◆ What you should do:
Make the copy match the entries below exactly, with no pictures carried over.

════

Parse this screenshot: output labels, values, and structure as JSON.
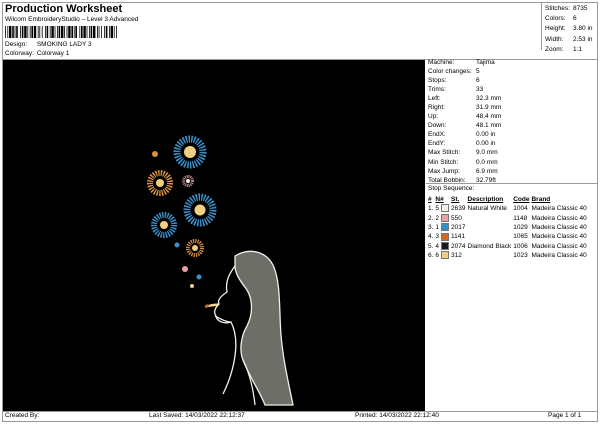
{
  "header": {
    "title": "Production Worksheet",
    "software": "Wilcom EmbroideryStudio – Level 3 Advanced",
    "design_label": "Design:",
    "design_value": "SMOKING LADY 3",
    "colorway_label": "Colorway:",
    "colorway_value": "Colorway 1"
  },
  "summary": [
    {
      "label": "Stitches:",
      "value": "8735"
    },
    {
      "label": "Colors:",
      "value": "6"
    },
    {
      "label": "Height:",
      "value": "3.80 in"
    },
    {
      "label": "Width:",
      "value": "2.53 in"
    },
    {
      "label": "Zoom:",
      "value": "1:1"
    }
  ],
  "params": [
    {
      "label": "Machine:",
      "value": "Tajima"
    },
    {
      "label": "Color changes:",
      "value": "5"
    },
    {
      "label": "Stops:",
      "value": "6"
    },
    {
      "label": "Trims:",
      "value": "33"
    },
    {
      "label": "Left:",
      "value": "32.3 mm"
    },
    {
      "label": "Right:",
      "value": "31.9 mm"
    },
    {
      "label": "Up:",
      "value": "48.4 mm"
    },
    {
      "label": "Down:",
      "value": "48.1 mm"
    },
    {
      "label": "EndX:",
      "value": "0.00 in"
    },
    {
      "label": "EndY:",
      "value": "0.00 in"
    },
    {
      "label": "Max Stitch:",
      "value": "9.0 mm"
    },
    {
      "label": "Min Stitch:",
      "value": "0.0 mm"
    },
    {
      "label": "Max Jump:",
      "value": "6.9 mm"
    },
    {
      "label": "Total Bobbin:",
      "value": "32.79ft"
    }
  ],
  "stop_sequence": {
    "title": "Stop Sequence:",
    "headers": [
      "#",
      "N#",
      "St.",
      "Description",
      "Code",
      "Brand"
    ],
    "rows": [
      {
        "num": "1.",
        "n": "5",
        "color": "#f2f0e6",
        "st": "2639",
        "desc": "Natural White",
        "code": "1004",
        "brand": "Madeira Classic 40"
      },
      {
        "num": "2.",
        "n": "2",
        "color": "#e8a0a8",
        "st": "550",
        "desc": "",
        "code": "1148",
        "brand": "Madeira Classic 40"
      },
      {
        "num": "3.",
        "n": "1",
        "color": "#3a8ec8",
        "st": "2017",
        "desc": "",
        "code": "1029",
        "brand": "Madeira Classic 40"
      },
      {
        "num": "4.",
        "n": "3",
        "color": "#d2691e",
        "st": "1141",
        "desc": "",
        "code": "1065",
        "brand": "Madeira Classic 40"
      },
      {
        "num": "5.",
        "n": "4",
        "color": "#1a1a1a",
        "st": "2074",
        "desc": "Diamond Black",
        "code": "1006",
        "brand": "Madeira Classic 40"
      },
      {
        "num": "6.",
        "n": "6",
        "color": "#f0d080",
        "st": "312",
        "desc": "",
        "code": "1023",
        "brand": "Madeira Classic 40"
      }
    ]
  },
  "footer": {
    "created_by": "Created By:",
    "last_saved": "Last Saved: 14/03/2022 22:12:37",
    "printed": "Printed: 14/03/2022 22:12:40",
    "page": "Page 1 of 1"
  },
  "colors": {
    "canvas_bg": "#000000",
    "frame": "#999999"
  }
}
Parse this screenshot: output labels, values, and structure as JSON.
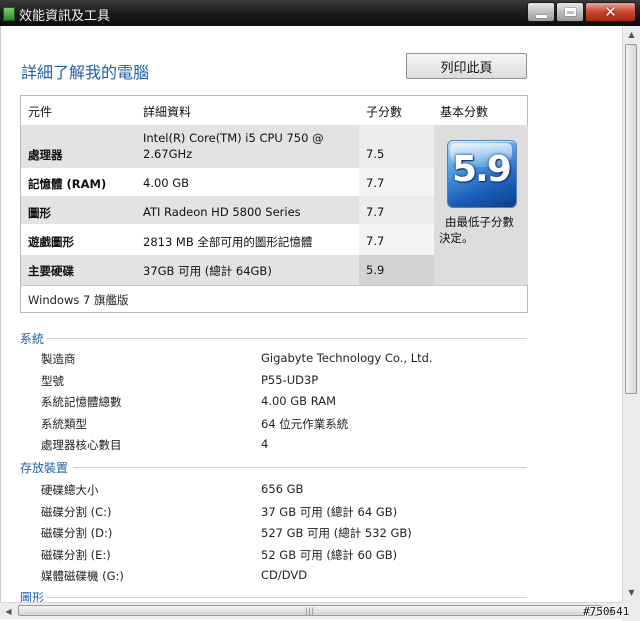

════

◆ Result of this exercise:
Parse this screenshot: output labels, values, and structure as JSON.
{
  "header": {
    "title": "Production Worksheet",
    "software": "Wilcom EmbroideryStudio – Level 3 Advanced",
    "design_label": "Design:",
    "design_value": "SMOKING LADY 3",
    "colorway_label": "Colorway:",
    "colorway_value": "Colorway 1"
  },
  "summary": [
    {
      "label": "Stitches:",
      "value": "8735"
    },
    {
      "label": "Colors:",
      "value": "6"
    },
    {
      "label": "Height:",
      "value": "3.80 in"
    },
    {
      "label": "Width:",
      "value": "2.53 in"
    },
    {
      "label": "Zoom:",
      "value": "1:1"
    }
  ],
  "params": [
    {
      "label": "Machine:",
      "value": "Tajima"
    },
    {
      "label": "Color changes:",
      "value": "5"
    },
    {
      "label": "Stops:",
      "value": "6"
    },
    {
      "label": "Trims:",
      "value": "33"
    },
    {
      "label": "Left:",
      "value": "32.3 mm"
    },
    {
      "label": "Right:",
      "value": "31.9 mm"
    },
    {
      "label": "Up:",
      "value": "48.4 mm"
    },
    {
      "label": "Down:",
      "value": "48.1 mm"
    },
    {
      "label": "EndX:",
      "value": "0.00 in"
    },
    {
      "label": "EndY:",
      "value": "0.00 in"
    },
    {
      "label": "Max Stitch:",
      "value": "9.0 mm"
    },
    {
      "label": "Min Stitch:",
      "value": "0.0 mm"
    },
    {
      "label": "Max Jump:",
      "value": "6.9 mm"
    },
    {
      "label": "Total Bobbin:",
      "value": "32.79ft"
    }
  ],
  "stop_sequence": {
    "title": "Stop Sequence:",
    "headers": [
      "#",
      "N#",
      "St.",
      "Description",
      "Code",
      "Brand"
    ],
    "rows": [
      {
        "num": "1.",
        "n": "5",
        "color": "#f2f0e6",
        "st": "2639",
        "desc": "Natural White",
        "code": "1004",
        "brand": "Madeira Classic 40"
      },
      {
        "num": "2.",
        "n": "2",
        "color": "#e8a0a8",
        "st": "550",
        "desc": "",
        "code": "1148",
        "brand": "Madeira Classic 40"
      },
      {
        "num": "3.",
        "n": "1",
        "color": "#3a8ec8",
        "st": "2017",
        "desc": "",
        "code": "1029",
        "brand": "Madeira Classic 40"
      },
      {
        "num": "4.",
        "n": "3",
        "color": "#d2691e",
        "st": "1141",
        "desc": "",
        "code": "1065",
        "brand": "Madeira Classic 40"
      },
      {
        "num": "5.",
        "n": "4",
        "color": "#1a1a1a",
        "st": "2074",
        "desc": "Diamond Black",
        "code": "1006",
        "brand": "Madeira Classic 40"
      },
      {
        "num": "6.",
        "n": "6",
        "color": "#f0d080",
        "st": "312",
        "desc": "",
        "code": "1023",
        "brand": "Madeira Classic 40"
      }
    ]
  },
  "footer": {
    "created_by": "Created By:",
    "last_saved": "Last Saved: 14/03/2022 22:12:37",
    "printed": "Printed: 14/03/2022 22:12:40",
    "page": "Page 1 of 1"
  },
  "colors": {
    "canvas_bg": "#000000",
    "frame": "#999999"
  }
}
Parse this screenshot: output labels, values, and structure as JSON.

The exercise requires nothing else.